Geithner headed the New York Federal Reserve when it extended an $85 billion rescue loan to AIG in September 2008 as the company veered toward collapse.
In trial testimony, Geithner said he and his colleagues at the Fed and the Treasury Department believed that AIG's dire financial condition was "substantially" the result of its management taking on excessive risk.
AIG, which had operations around the globe, buckled after making huge bets on mortgage securities that soured.
The government stepped in with a total of nearly $185 billion in aid, which New York-based AIG has since repaid.
It was the second day of questioning for Geithner in the trial of a lawsuit brought by former AIG Chairman and CEO Maurice Greenberg. Greenberg is suing the federal government for about $40 billion in damages, asserting that it violated the Constitution's Fifth Amendment by taking control of AIG without "just compensation" for the shares it received. The government took control of 80 per cent of AIG's stock in exchange for the bailout aid.
David Boies, the attorney representing Greenberg, tried to point out contradictions in Geithner's statements about AIG's risk-taking and build the case that AIG was given unfairly punitive treatment by the government compared with other big financial companies receiving aid.

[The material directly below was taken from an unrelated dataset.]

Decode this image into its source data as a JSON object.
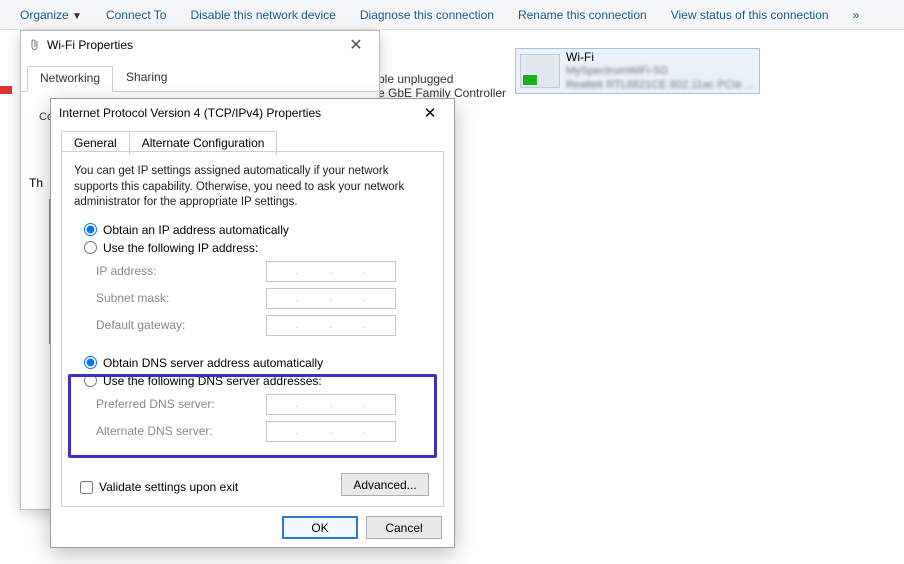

As a general policy, Geithner testified, the government imposed losses on shareholders of bailed-out companies that were in proportion to the bad decisions made by their managers.
That would appear to explain the big equity stake the government took in AIG and the interest rate on the loan, which was set at about 12 per cent annually. In testimony Tuesday, Geithner had noted the 3.5 per cent rate on the government's loan to Citigroup Inc., which received a $45 billion bailout. While affirming the necessity of the AIG bailout to avert catastrophe for the financial system, Geithner also acknowledged having said the bailout "wiped out" AIG shareholders.
In an Oct. 22, 2008 email cited by Boies, a New York Fed official called AIG's interest rate "crazily high" and said it was "forced" on the New York Fed "by people that have since punted on all the hard things that came about as a result of the decision to lend" to AIG.
Geithner said the "people" likely referred to officials at the Federal Reserve Board in Washington or the Treasury Department.
Under later questioning by the government's lawyer, Geithner refuted the idea that he was forced to set the interest rate and said he settled on it in consultation with the Federal Reserve Board and Treasury.
The New York Fed had reduced the rate from an earlier higher level, he said.
In a deposition he gave earlier in the suit, Geithner said "AIG had taken much more risk" than other big financial institutions.
He testified Wednesday that he had "some direct knowledge" of the risks AIG had taken when New York Fed officials were monitoring the company's condition in mid-September 2008.
But Boies pointed to another statement by Geithner from his deposition: "We had no basis for having any direct knowledge of the risks" because the Fed wasn't the primary supervisor of AIG.
AIG became a symbol for excessive risk on Wall Street and a touchstone of public anger. It was criticized, among other things, for paying millions of dollars in bonuses to executives after it was bailed out.
Geithner left the New York Fed when he became Treasury Secretary in the Obama administration in January 2009.
On Monday Henry Paulson, a Treasury secretary under George W. Bush, testified at the nonjury trial that the AIG bailout was specifically designed by the government to punish the company. Paulson, who headed Treasury at the time of the rescue, said AIG shareholders should have faced punishment for the company's troubled balance sheet.
Former Fed Chairman Ben Bernanke is scheduled to testify Thursday at the trial at the U.S. Court of Federal Claims in Washington.